▸ Exercise directions
Give a verbatim copy of the lines below, minus the pictures.

▸ Excerpted data
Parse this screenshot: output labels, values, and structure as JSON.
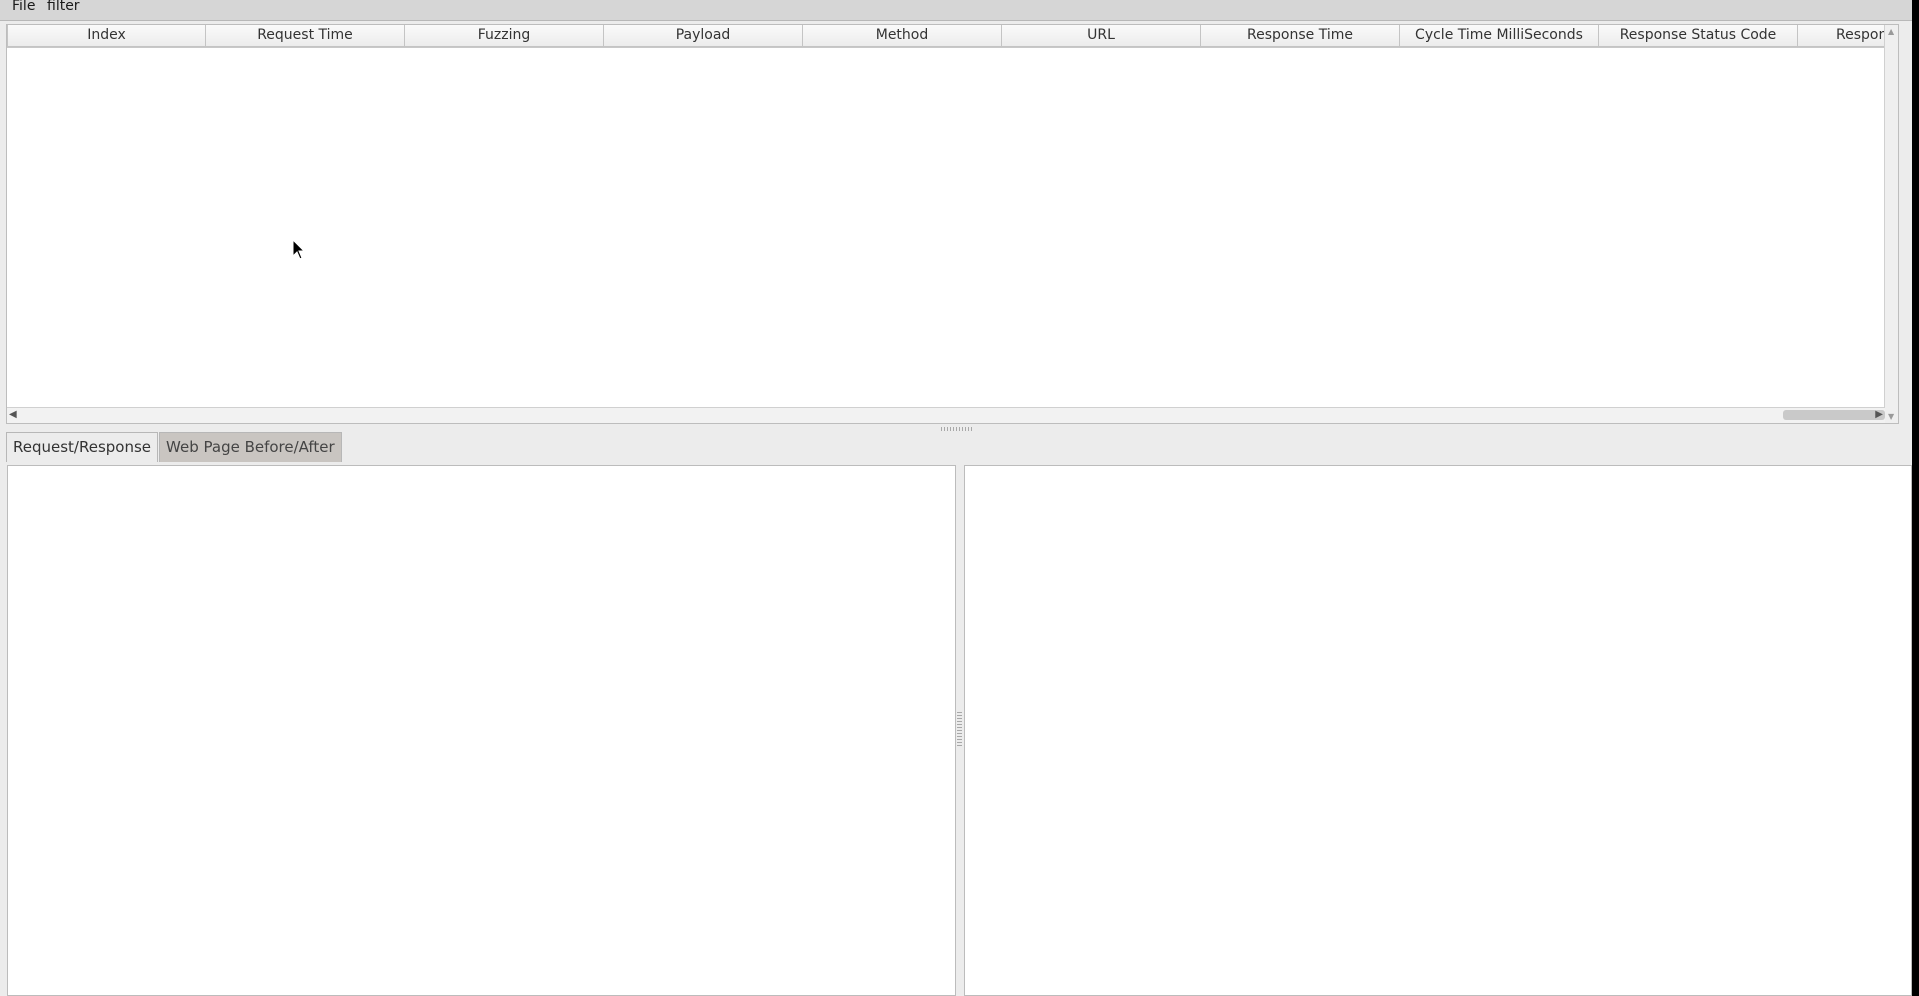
{
  "menu": {
    "file": "File",
    "filter": "filter"
  },
  "table": {
    "columns": [
      "Index",
      "Request Time",
      "Fuzzing",
      "Payload",
      "Method",
      "URL",
      "Response Time",
      "Cycle Time MilliSeconds",
      "Response Status Code",
      "Respon:"
    ],
    "rows": []
  },
  "tabs": {
    "request_response": "Request/Response",
    "web_page": "Web Page Before/After",
    "selected": "Request/Response"
  },
  "panes": {
    "left_content": "",
    "right_content": ""
  }
}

▸ Answer section
Parse this screenshot: output labels, values, and structure as JSON.
{
  "menu": {
    "file": "File",
    "filter": "filter"
  },
  "table": {
    "columns": [
      "Index",
      "Request Time",
      "Fuzzing",
      "Payload",
      "Method",
      "URL",
      "Response Time",
      "Cycle Time MilliSeconds",
      "Response Status Code",
      "Respon:"
    ],
    "rows": []
  },
  "tabs": {
    "request_response": "Request/Response",
    "web_page": "Web Page Before/After",
    "selected": "Request/Response"
  },
  "panes": {
    "left_content": "",
    "right_content": ""
  }
}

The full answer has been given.